» TASK DESCRIPTION
Among the entries below, how many lines hold "value"? Only the number is wanted.
──────────────────────────────
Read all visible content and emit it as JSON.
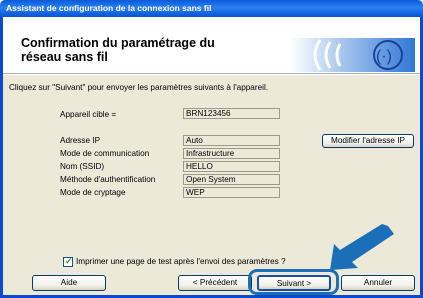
{
  "window": {
    "title": "Assistant de configuration de la connexion sans fil"
  },
  "header": {
    "title_line1": "Confirmation du paramétrage du",
    "title_line2": "réseau sans fil"
  },
  "instruction": "Cliquez sur \"Suivant\" pour envoyer les paramètres suivants à l'appareil.",
  "device": {
    "label": "Appareil cible =",
    "value": "BRN123456"
  },
  "settings": [
    {
      "label": "Adresse IP",
      "value": "Auto"
    },
    {
      "label": "Mode de communication",
      "value": "Infrastructure"
    },
    {
      "label": "Nom (SSID)",
      "value": "HELLO"
    },
    {
      "label": "Méthode d'authentification",
      "value": "Open System"
    },
    {
      "label": "Mode de cryptage",
      "value": "WEP"
    }
  ],
  "modify_ip_button": "Modifier l'adresse IP",
  "test_page": {
    "checked": true,
    "label": "Imprimer une page de test après l'envoi des paramètres ?"
  },
  "buttons": {
    "help": "Aide",
    "previous": "< Précédent",
    "next": "Suivant >",
    "cancel": "Annuler"
  },
  "colors": {
    "titlebar": "#0a5bd8",
    "panel": "#ece9d8",
    "highlight": "#1a6fb8"
  },
  "icons": [
    "wifi-logo-icon",
    "arrow-icon",
    "checkbox-check-icon"
  ]
}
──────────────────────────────
» RESPONSE AREA
6